> [Dataset entries]:
▶
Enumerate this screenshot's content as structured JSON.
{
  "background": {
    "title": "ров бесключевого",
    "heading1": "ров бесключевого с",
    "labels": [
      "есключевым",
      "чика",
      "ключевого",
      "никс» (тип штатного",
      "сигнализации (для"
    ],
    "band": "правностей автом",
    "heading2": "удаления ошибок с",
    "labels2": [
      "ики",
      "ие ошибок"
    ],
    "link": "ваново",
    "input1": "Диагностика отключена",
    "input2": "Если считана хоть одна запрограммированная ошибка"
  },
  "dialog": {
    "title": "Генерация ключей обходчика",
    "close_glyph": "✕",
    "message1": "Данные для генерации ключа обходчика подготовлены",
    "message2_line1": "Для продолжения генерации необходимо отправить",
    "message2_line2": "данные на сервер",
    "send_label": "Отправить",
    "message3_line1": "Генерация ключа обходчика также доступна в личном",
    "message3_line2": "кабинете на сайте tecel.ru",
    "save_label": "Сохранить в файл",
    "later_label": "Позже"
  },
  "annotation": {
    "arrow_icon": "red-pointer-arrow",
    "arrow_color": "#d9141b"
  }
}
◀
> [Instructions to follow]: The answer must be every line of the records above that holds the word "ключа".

> [Result of this task]:
    "message1": "Данные для генерации ключа обходчика подготовлены",
    "message3_line1": "Генерация ключа обходчика также доступна в личном",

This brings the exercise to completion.